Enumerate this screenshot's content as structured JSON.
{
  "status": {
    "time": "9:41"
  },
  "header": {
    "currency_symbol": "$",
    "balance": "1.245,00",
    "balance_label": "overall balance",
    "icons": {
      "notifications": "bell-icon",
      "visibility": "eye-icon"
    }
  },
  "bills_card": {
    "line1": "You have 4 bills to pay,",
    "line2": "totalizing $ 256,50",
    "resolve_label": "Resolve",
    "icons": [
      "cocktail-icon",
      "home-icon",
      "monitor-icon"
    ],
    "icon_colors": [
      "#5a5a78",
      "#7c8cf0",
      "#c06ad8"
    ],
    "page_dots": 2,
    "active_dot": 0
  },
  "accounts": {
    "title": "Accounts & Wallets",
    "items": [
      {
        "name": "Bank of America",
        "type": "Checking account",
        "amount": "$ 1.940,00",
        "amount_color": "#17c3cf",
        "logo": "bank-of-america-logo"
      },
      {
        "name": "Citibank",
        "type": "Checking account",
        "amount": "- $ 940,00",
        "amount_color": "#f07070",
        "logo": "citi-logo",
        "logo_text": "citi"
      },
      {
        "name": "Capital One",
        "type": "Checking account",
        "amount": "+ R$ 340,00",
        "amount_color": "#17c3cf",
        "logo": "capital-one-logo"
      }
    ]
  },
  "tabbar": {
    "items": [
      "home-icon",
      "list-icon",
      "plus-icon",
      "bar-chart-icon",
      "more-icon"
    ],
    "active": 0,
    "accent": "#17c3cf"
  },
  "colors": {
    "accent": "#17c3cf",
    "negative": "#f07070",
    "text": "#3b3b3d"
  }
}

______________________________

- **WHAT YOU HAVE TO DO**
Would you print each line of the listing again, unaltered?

- **SOLUTION BELOW**
Enumerate this screenshot's content as structured JSON.
{
  "status": {
    "time": "9:41"
  },
  "header": {
    "currency_symbol": "$",
    "balance": "1.245,00",
    "balance_label": "overall balance",
    "icons": {
      "notifications": "bell-icon",
      "visibility": "eye-icon"
    }
  },
  "bills_card": {
    "line1": "You have 4 bills to pay,",
    "line2": "totalizing $ 256,50",
    "resolve_label": "Resolve",
    "icons": [
      "cocktail-icon",
      "home-icon",
      "monitor-icon"
    ],
    "icon_colors": [
      "#5a5a78",
      "#7c8cf0",
      "#c06ad8"
    ],
    "page_dots": 2,
    "active_dot": 0
  },
  "accounts": {
    "title": "Accounts & Wallets",
    "items": [
      {
        "name": "Bank of America",
        "type": "Checking account",
        "amount": "$ 1.940,00",
        "amount_color": "#17c3cf",
        "logo": "bank-of-america-logo"
      },
      {
        "name": "Citibank",
        "type": "Checking account",
        "amount": "- $ 940,00",
        "amount_color": "#f07070",
        "logo": "citi-logo",
        "logo_text": "citi"
      },
      {
        "name": "Capital One",
        "type": "Checking account",
        "amount": "+ R$ 340,00",
        "amount_color": "#17c3cf",
        "logo": "capital-one-logo"
      }
    ]
  },
  "tabbar": {
    "items": [
      "home-icon",
      "list-icon",
      "plus-icon",
      "bar-chart-icon",
      "more-icon"
    ],
    "active": 0,
    "accent": "#17c3cf"
  },
  "colors": {
    "accent": "#17c3cf",
    "negative": "#f07070",
    "text": "#3b3b3d"
  }
}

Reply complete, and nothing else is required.